Imagine being a "master" of the old world; an artist with the vision who has lived through French and Spanish revolutions/civil wars, and is in the century on the brink of the 20th century. Being a contemporary of idiot kings, Napoleon, military depravity and savagery, witchcraft hunters, and a non existent family support, what would you do? If you are an artistic genius who has painted Spanish royalty,atmospheric tapestries, and historic snapshots of historic revolutions, what do you do? Well, if you are Francisco Goya, you move into a house and begin work on the "Pinturas Negras", or Black Paintings.
I was fortunate enough to visit Madrid and Del Prado in high school, and immediately searched out the Black Paintings. The paintings were made with oils directly on the walls of Goya's house, affectionately known by the locals as the "Quinta del Sordo", and being burnt out on mankind and its depravity, Goya put some of the most interesting pieces of work into the consciousness of humankind. Demonic? Demented? Sure, but also likely an accurate representation of one artist's state of mind of the world prior to all the horrors of the 20th century. Goya never intended the paintings to be seen by the public, so the state of mind Goya must have been at when the paintings were made was likely infatuated with the absurdity of the times. So, dear friends, I give you my personal favorite five Black Paintings, in order, with my first impressions that have stuck with me for a very long time. I'd be interested in getting others first impressions as well - so please, leave comments, if you feel so inclined. Here we go!

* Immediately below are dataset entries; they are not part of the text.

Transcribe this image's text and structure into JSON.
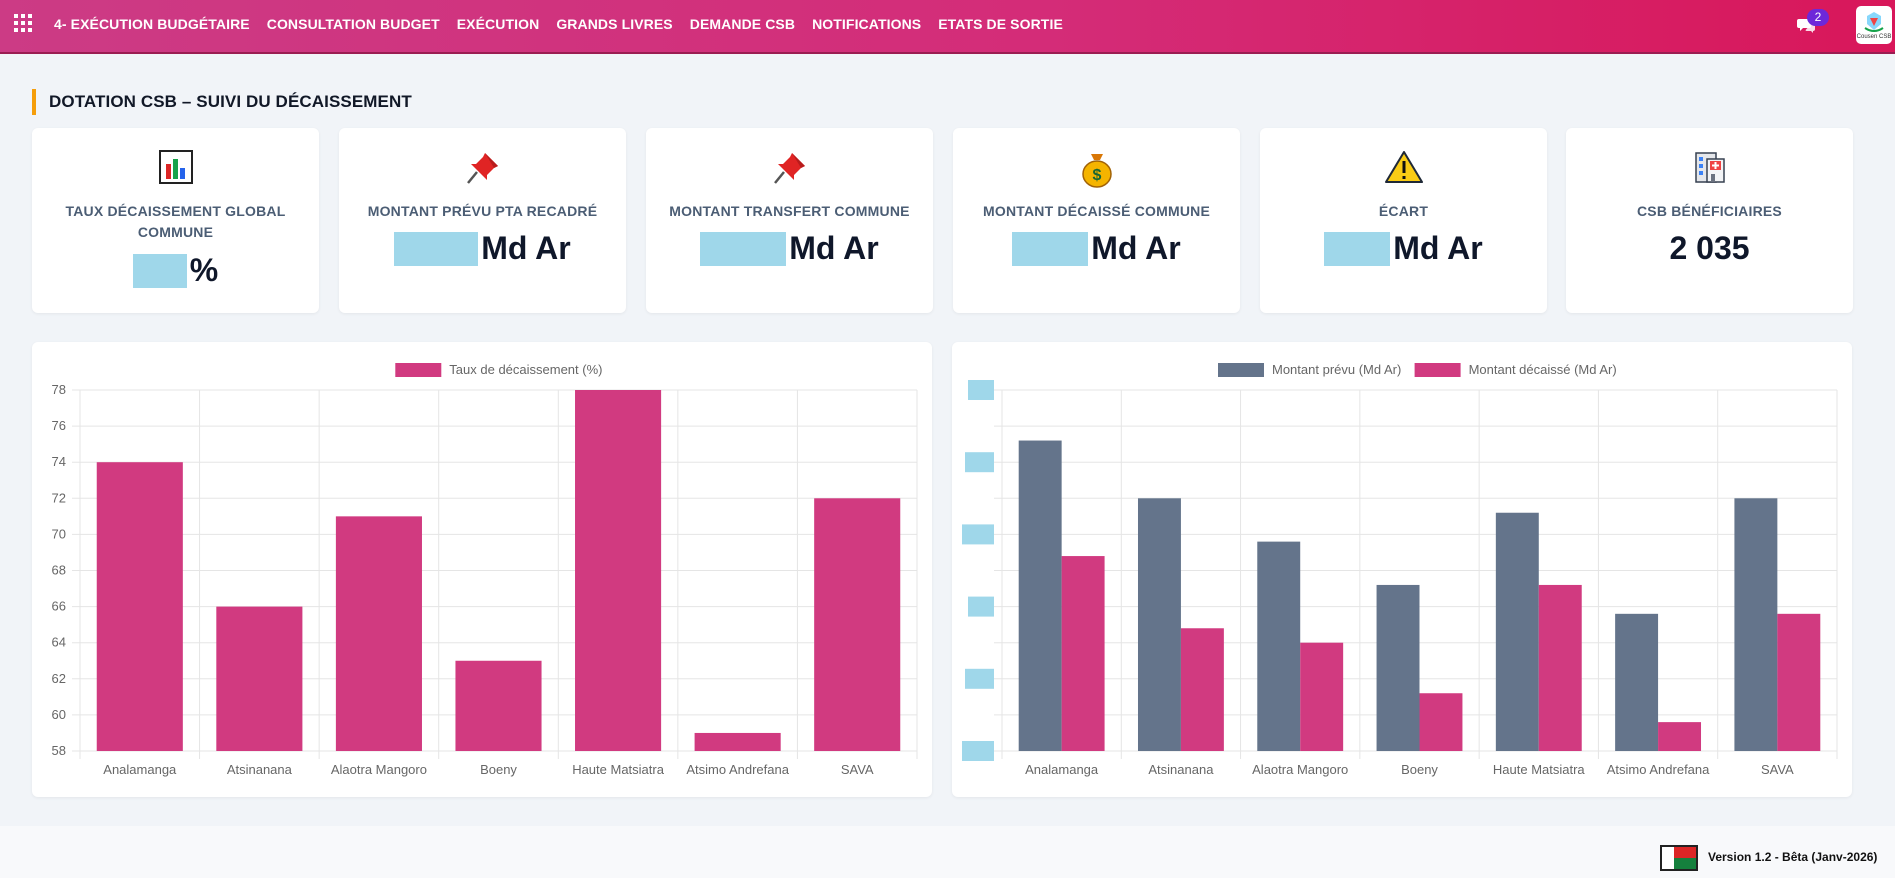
{
  "nav": {
    "items": [
      "4- EXÉCUTION BUDGÉTAIRE",
      "CONSULTATION BUDGET",
      "EXÉCUTION",
      "GRANDS LIVRES",
      "DEMANDE CSB",
      "NOTIFICATIONS",
      "ETATS DE SORTIE"
    ],
    "notification_count": "2",
    "logo_text": "Cousen CSB"
  },
  "page": {
    "section_title": "DOTATION CSB – SUIVI DU DÉCAISSEMENT"
  },
  "kpis": [
    {
      "icon": "bar-chart-icon",
      "label": "TAUX DÉCAISSEMENT GLOBAL COMMUNE",
      "value": "",
      "unit": "%"
    },
    {
      "icon": "pushpin-icon",
      "label": "MONTANT PRÉVU PTA RECADRÉ",
      "value": "",
      "unit": "Md Ar"
    },
    {
      "icon": "pushpin-icon",
      "label": "MONTANT TRANSFERT COMMUNE",
      "value": "",
      "unit": "Md Ar"
    },
    {
      "icon": "money-bag-icon",
      "label": "MONTANT DÉCAISSÉ COMMUNE",
      "value": "",
      "unit": "Md Ar"
    },
    {
      "icon": "warning-icon",
      "label": "ÉCART",
      "value": "",
      "unit": "Md Ar"
    },
    {
      "icon": "hospital-icon",
      "label": "CSB BÉNÉFICIAIRES",
      "value": "2 035",
      "unit": ""
    }
  ],
  "colors": {
    "accent_pink": "#d13a80",
    "slate": "#64748b",
    "redacted": "#9fd7ea",
    "title_bar": "#f59e0b"
  },
  "chart_data": [
    {
      "type": "bar",
      "categories": [
        "Analamanga",
        "Atsinanana",
        "Alaotra Mangoro",
        "Boeny",
        "Haute Matsiatra",
        "Atsimo Andrefana",
        "SAVA"
      ],
      "series": [
        {
          "name": "Taux de décaissement (%)",
          "values": [
            74,
            66,
            71,
            63,
            78,
            59,
            72
          ],
          "color": "#d13a80"
        }
      ],
      "ylim": [
        58,
        78
      ],
      "yticks": [
        78,
        76,
        74,
        72,
        70,
        68,
        66,
        64,
        62,
        60,
        58
      ],
      "grid": true,
      "legend": "top"
    },
    {
      "type": "bar",
      "categories": [
        "Analamanga",
        "Atsinanana",
        "Alaotra Mangoro",
        "Boeny",
        "Haute Matsiatra",
        "Atsimo Andrefana",
        "SAVA"
      ],
      "series": [
        {
          "name": "Montant prévu (Md Ar)",
          "values": [
            0.88,
            0.8,
            0.74,
            0.68,
            0.78,
            0.64,
            0.8
          ],
          "color": "#64748b"
        },
        {
          "name": "Montant décaissé (Md Ar)",
          "values": [
            0.72,
            0.62,
            0.6,
            0.53,
            0.68,
            0.49,
            0.64
          ],
          "color": "#d13a80"
        }
      ],
      "ylim": [
        0.45,
        0.95
      ],
      "yticks_redacted": true,
      "grid": true,
      "legend": "top"
    }
  ],
  "footer": {
    "version": "Version 1.2 - Bêta (Janv-2026)"
  }
}
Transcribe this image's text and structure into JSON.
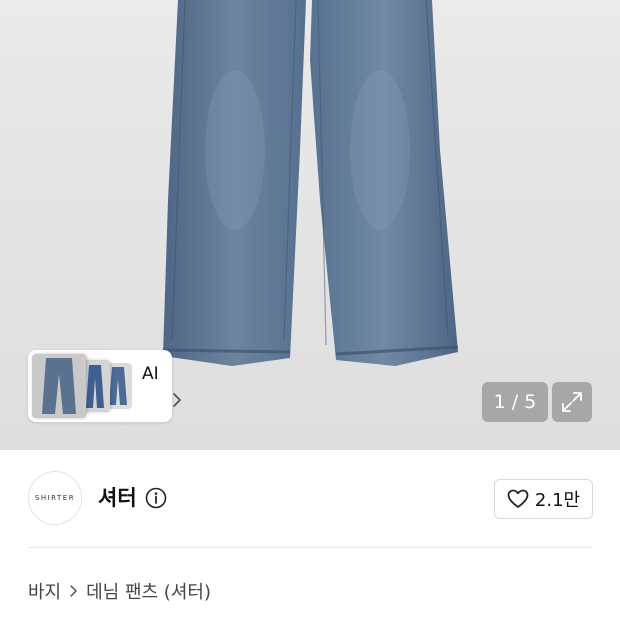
{
  "gallery": {
    "counter_text": "1 / 5",
    "ai_label": "AI",
    "chevron": "›",
    "colors": {
      "denim": "#5d7593",
      "denim_dark": "#4a5f7c",
      "background": "#e4e4e4"
    },
    "icons": {
      "expand": "expand-icon",
      "chevron": "chevron-right-icon"
    }
  },
  "brand": {
    "logo_text": "SHIRTER",
    "name": "셔터",
    "icons": {
      "info": "info-icon",
      "heart": "heart-icon"
    }
  },
  "like": {
    "count": "2.1만"
  },
  "breadcrumb": {
    "items": [
      "바지",
      "데님 팬츠 (셔터)"
    ],
    "separator_icon": "chevron-right-icon"
  }
}
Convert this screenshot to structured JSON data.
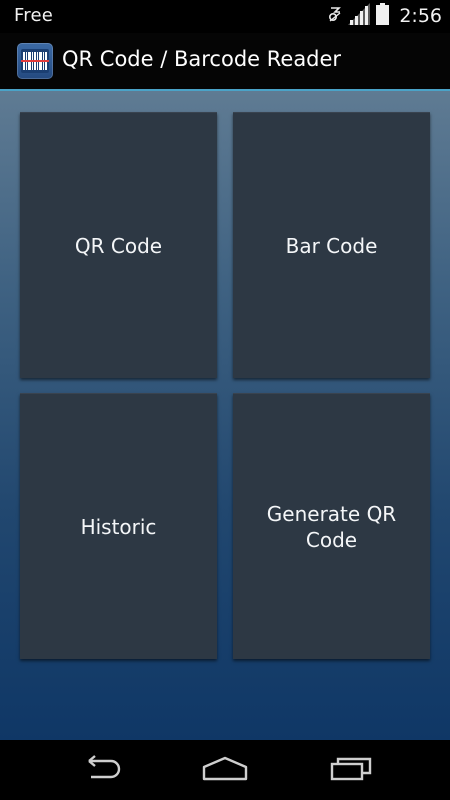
{
  "status_bar": {
    "carrier_label": "Free",
    "time": "2:56",
    "icons": [
      "data-sync-icon",
      "signal-icon",
      "battery-icon"
    ]
  },
  "action_bar": {
    "app_icon": "barcode-app-icon",
    "title": "QR Code / Barcode Reader",
    "accent_color": "#4aa3c8"
  },
  "tiles": [
    {
      "label": "QR Code"
    },
    {
      "label": "Bar Code"
    },
    {
      "label": "Historic"
    },
    {
      "label": "Generate QR Code"
    }
  ],
  "nav_bar": {
    "buttons": [
      "back-icon",
      "home-icon",
      "recent-apps-icon"
    ]
  },
  "colors": {
    "tile_bg": "#2d3844",
    "content_gradient_top": "#5f7b93",
    "content_gradient_bottom": "#0f3766"
  }
}
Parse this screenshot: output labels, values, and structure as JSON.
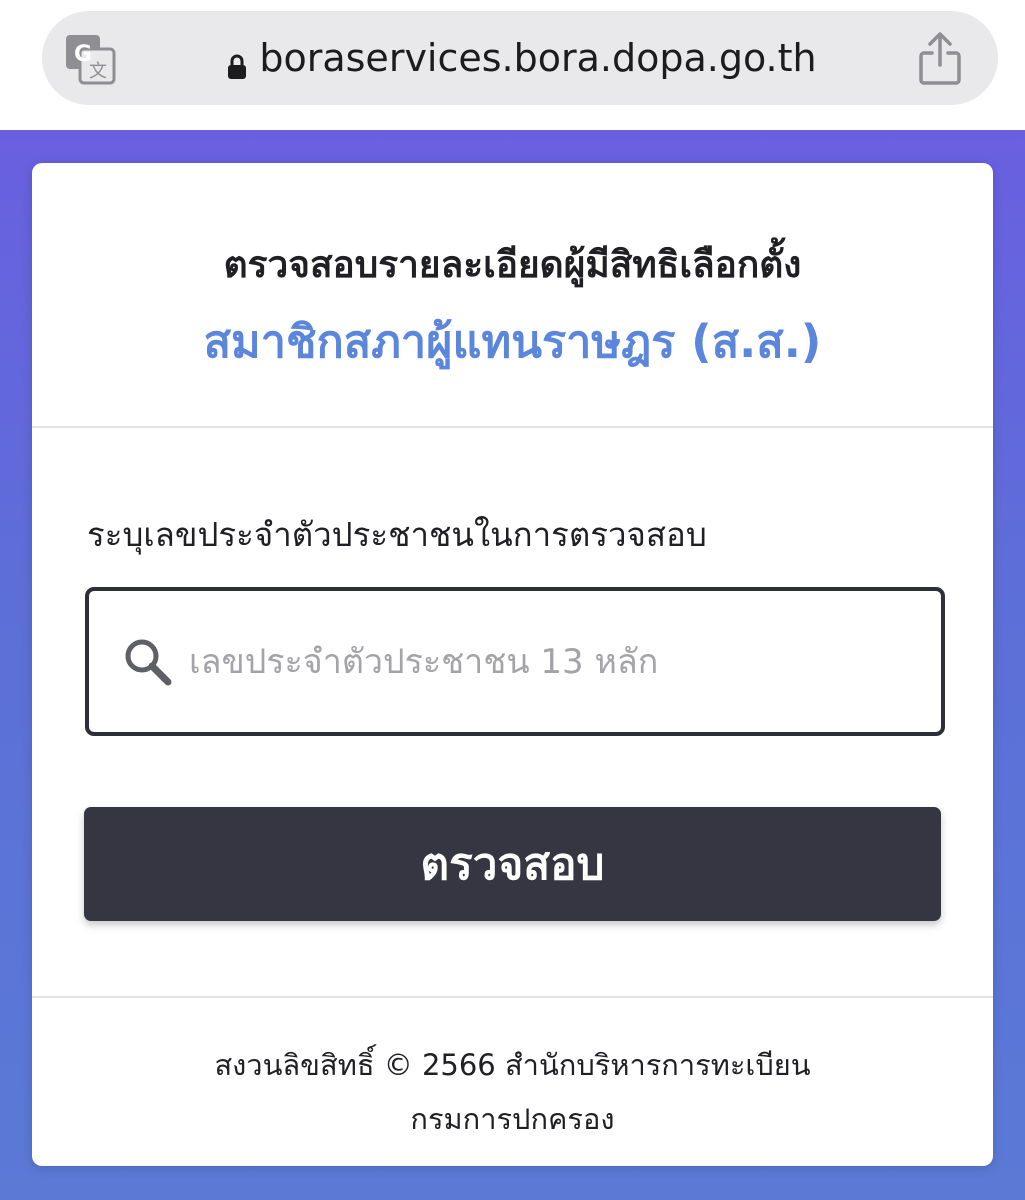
{
  "browser": {
    "url": "boraservices.bora.dopa.go.th",
    "icons": {
      "translate": "translate-icon",
      "lock": "lock-icon",
      "share": "share-icon"
    }
  },
  "header": {
    "title": "ตรวจสอบรายละเอียดผู้มีสิทธิเลือกตั้ง",
    "subtitle": "สมาชิกสภาผู้แทนราษฎร (ส.ส.)"
  },
  "form": {
    "label": "ระบุเลขประจำตัวประชาชนในการตรวจสอบ",
    "input_placeholder": "เลขประจำตัวประชาชน 13 หลัก",
    "input_value": "",
    "submit_label": "ตรวจสอบ",
    "search_icon": "search-icon"
  },
  "footer": {
    "copyright": "สงวนลิขสิทธิ์ © 2566 สำนักบริหารการทะเบียน",
    "organization": "กรมการปกครอง"
  },
  "colors": {
    "accent_blue": "#5b86dc",
    "button_dark": "#353641",
    "background_gradient_top": "#6a5fe0",
    "background_gradient_bottom": "#5a7ad6"
  }
}
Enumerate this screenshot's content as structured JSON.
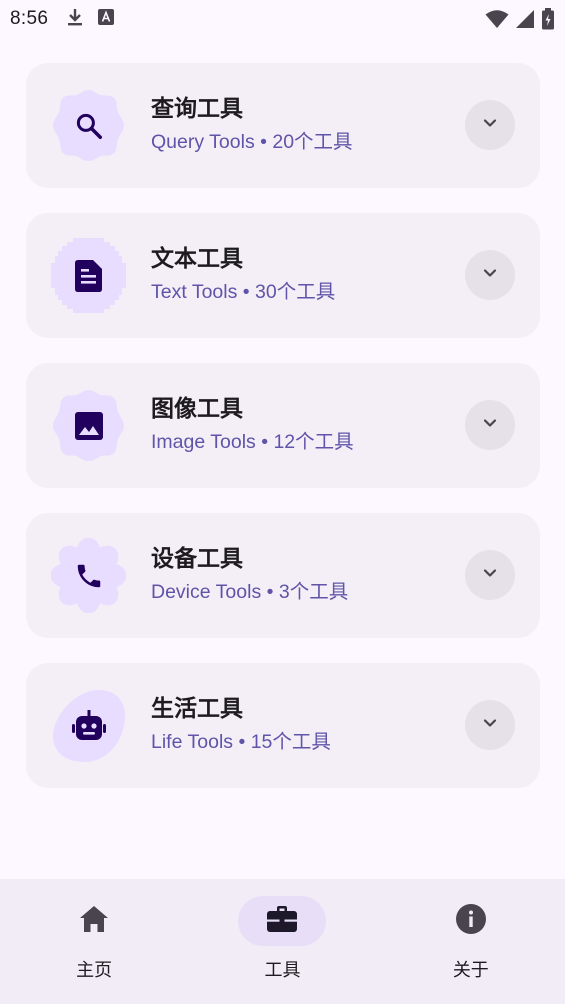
{
  "status_bar": {
    "time": "8:56",
    "left_icons": [
      "download-icon",
      "keyboard-a-icon"
    ],
    "right_icons": [
      "wifi-icon",
      "signal-icon",
      "battery-icon"
    ]
  },
  "categories": [
    {
      "title": "查询工具",
      "subtitle": "Query Tools • 20个工具",
      "icon": "search-icon",
      "shape": "cookie"
    },
    {
      "title": "文本工具",
      "subtitle": "Text Tools • 30个工具",
      "icon": "document-icon",
      "shape": "pixel"
    },
    {
      "title": "图像工具",
      "subtitle": "Image Tools • 12个工具",
      "icon": "image-icon",
      "shape": "cookie"
    },
    {
      "title": "设备工具",
      "subtitle": "Device Tools • 3个工具",
      "icon": "phone-icon",
      "shape": "flower"
    },
    {
      "title": "生活工具",
      "subtitle": "Life Tools • 15个工具",
      "icon": "robot-icon",
      "shape": "blob"
    }
  ],
  "bottom_nav": {
    "items": [
      {
        "label": "主页",
        "icon": "home-icon",
        "active": false
      },
      {
        "label": "工具",
        "icon": "toolbox-icon",
        "active": true
      },
      {
        "label": "关于",
        "icon": "info-icon",
        "active": false
      }
    ]
  },
  "colors": {
    "background": "#fdf7ff",
    "card": "#f4eff7",
    "icon_shape": "#e9ddff",
    "icon_glyph": "#22005d",
    "subtitle": "#5f54a8",
    "expand_button": "#e6e0e9",
    "nav_bar": "#f2ecf6",
    "nav_active_pill": "#e8def8"
  }
}
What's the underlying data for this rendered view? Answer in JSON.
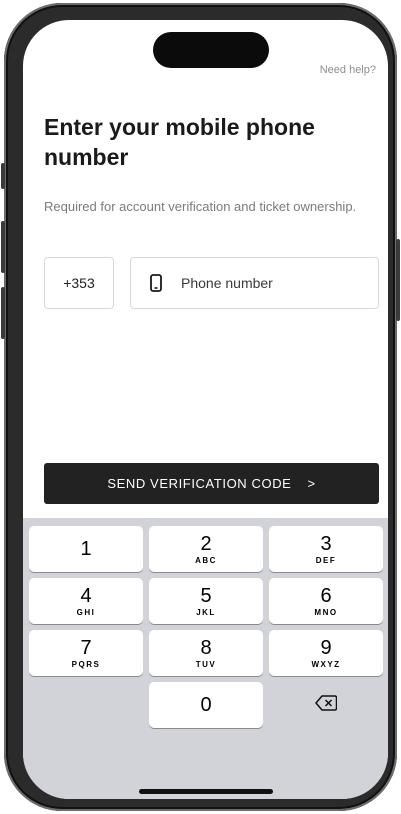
{
  "header": {
    "help_label": "Need help?"
  },
  "main": {
    "title": "Enter your mobile phone number",
    "subtitle": "Required for account verification and ticket ownership.",
    "country_code": "+353",
    "phone_placeholder": "Phone number",
    "phone_icon": "mobile-phone-icon",
    "send_button_label": "SEND VERIFICATION CODE",
    "send_button_chevron": ">"
  },
  "keypad": {
    "keys": [
      {
        "digit": "1",
        "letters": ""
      },
      {
        "digit": "2",
        "letters": "ABC"
      },
      {
        "digit": "3",
        "letters": "DEF"
      },
      {
        "digit": "4",
        "letters": "GHI"
      },
      {
        "digit": "5",
        "letters": "JKL"
      },
      {
        "digit": "6",
        "letters": "MNO"
      },
      {
        "digit": "7",
        "letters": "PQRS"
      },
      {
        "digit": "8",
        "letters": "TUV"
      },
      {
        "digit": "9",
        "letters": "WXYZ"
      },
      {
        "digit": "0",
        "letters": ""
      }
    ],
    "delete_icon": "backspace-icon"
  },
  "colors": {
    "button_background": "#222222",
    "keyboard_background": "#d1d3d9",
    "muted_text": "#7b7b7b"
  }
}
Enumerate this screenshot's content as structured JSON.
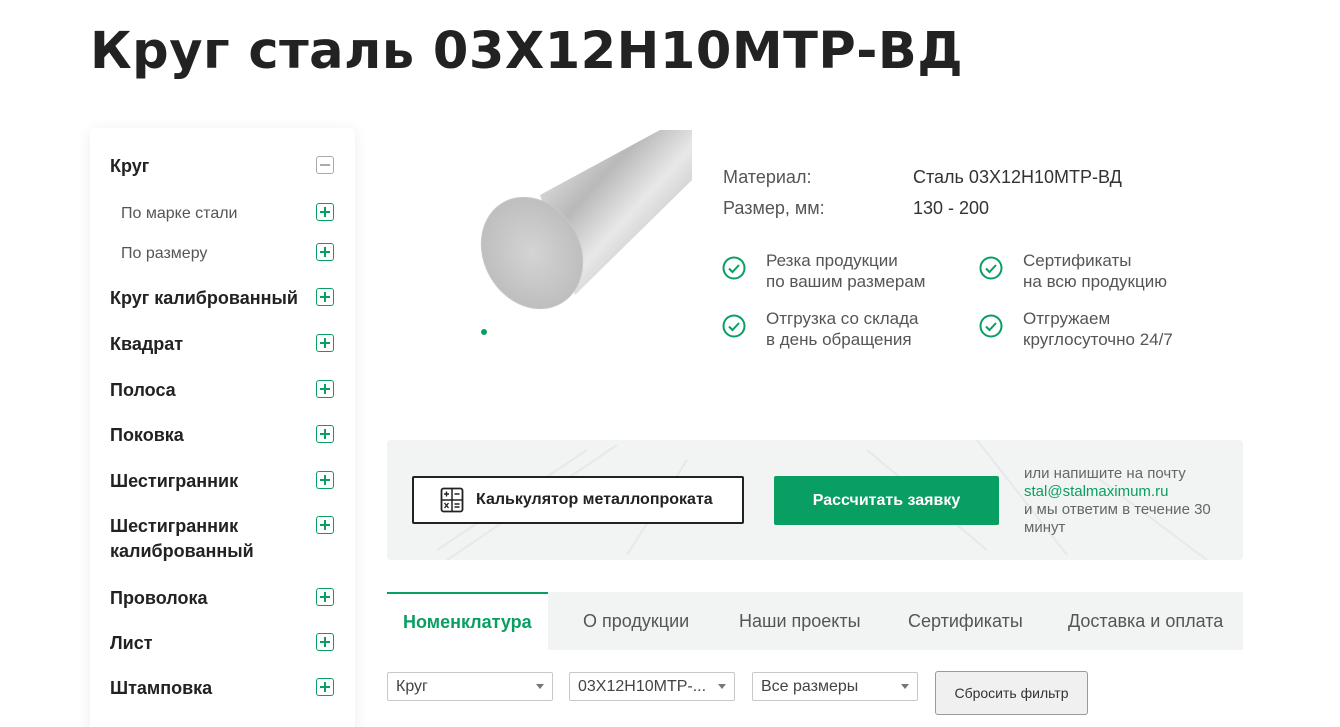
{
  "page": {
    "title": "Круг сталь 03Х12Н10МТР-ВД"
  },
  "sidebar": {
    "items": [
      {
        "label": "Круг",
        "state": "expanded"
      },
      {
        "label": "По марке стали",
        "state": "collapsed",
        "level": 2
      },
      {
        "label": "По размеру",
        "state": "collapsed",
        "level": 2
      },
      {
        "label": "Круг калиброванный",
        "state": "collapsed"
      },
      {
        "label": "Квадрат",
        "state": "collapsed"
      },
      {
        "label": "Полоса",
        "state": "collapsed"
      },
      {
        "label": "Поковка",
        "state": "collapsed"
      },
      {
        "label": "Шестигранник",
        "state": "collapsed"
      },
      {
        "label": "Шестигранник калиброванный",
        "state": "collapsed"
      },
      {
        "label": "Проволока",
        "state": "collapsed"
      },
      {
        "label": "Лист",
        "state": "collapsed"
      },
      {
        "label": "Штамповка",
        "state": "collapsed"
      }
    ]
  },
  "product": {
    "props": [
      {
        "label": "Материал:",
        "value": "Сталь 03Х12Н10МТР-ВД"
      },
      {
        "label": "Размер, мм:",
        "value": "130 - 200"
      }
    ],
    "features": [
      {
        "line1": "Резка продукции",
        "line2": "по вашим размерам"
      },
      {
        "line1": "Сертификаты",
        "line2": "на всю продукцию"
      },
      {
        "line1": "Отгрузка со склада",
        "line2": "в день обращения"
      },
      {
        "line1": "Отгружаем",
        "line2": "круглосуточно 24/7"
      }
    ]
  },
  "calc": {
    "calculator_label": "Калькулятор металлопроката",
    "request_label": "Рассчитать заявку",
    "contact_line1": "или напишите на почту",
    "email": "stal@stalmaximum.ru",
    "contact_line2": "и мы ответим в течение 30 минут"
  },
  "tabs": [
    {
      "label": "Номенклатура",
      "active": true
    },
    {
      "label": "О продукции",
      "active": false
    },
    {
      "label": "Наши проекты",
      "active": false
    },
    {
      "label": "Сертификаты",
      "active": false
    },
    {
      "label": "Доставка и оплата",
      "active": false
    }
  ],
  "filters": {
    "shape": "Круг",
    "grade": "03Х12Н10МТР-...",
    "size": "Все размеры",
    "reset_label": "Сбросить фильтр"
  },
  "colors": {
    "accent": "#0a9f62",
    "panel": "#f2f4f4",
    "text": "#222222"
  }
}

Up first, "Saturn Devouring His Son". Not much really to say outside of the Greek legend regarding Cronos and his consumption of his children for fear of losing his life and legacy. Demented and a favorite of others in my high school class way back when, this one is too visual for me. I see a ton of insecurity and insanity in the eyes of the Cronos/Saturn.
Next would be "Two Old Men Eating Soup". All I could think of when I first saw this was the scene from Texas Chainsaw, wherein the family of Texan inbreeds carries a decrepid/rotted grandfather down to a family meal regarding a young, attractive blonde woman. I certainly thought the grandfather in "Texas" was dead, but was disturbed when he began to move when the group attempted to crack open the blonde's skull. I can only think that a similar situation occurred in Goya's vision almost 200 years ago.
What to think here? "Fantastic Vision" screams of a Utopian ideal in my mind. Set amidst Naopoleanic warfare nonsense, two figures are pointing to a fortress high above the insanity of death. The imagination can only provide an answer to the figures ability to levitate, and to what the fortress holds.
Ah, the "Witches Sabbath". What an interesting piece. This one takes up an entire wall at Del Prado and any online/print reproductions really do it no justice. Quite the scene; a goat/demonic entity that has been summoned by cowering humans. A young, innocent girl at the right; a sacrifice? A dead nun protruding from the ground immediately to the right of the of goat-like entity. So much fear and despair in the audience, but an audience willing to be present, nonetheless. One of nightmares, this one screams of the horrors in our psyches.
And finally to my favorite, "The Dog". This one screams so much to my senses. Alienation, desolation, loneliness; you name it, this one has it. So simple yet so powerful. A dog looking at something but is alone on a beach or a slope. Years later, after discovering Joy Divsion, I always thought this one would have been a great album cover for the great Manchester group. How do all of us not, at one point in our live, feel like the central character of this great painting? A true masterpiece that never fails to deliver.
So that's it. I hope to do a similar top five of Goya's etchings in the future. Goya has always been a favorite of my artistic library; I hope others will find similar beauty in his works.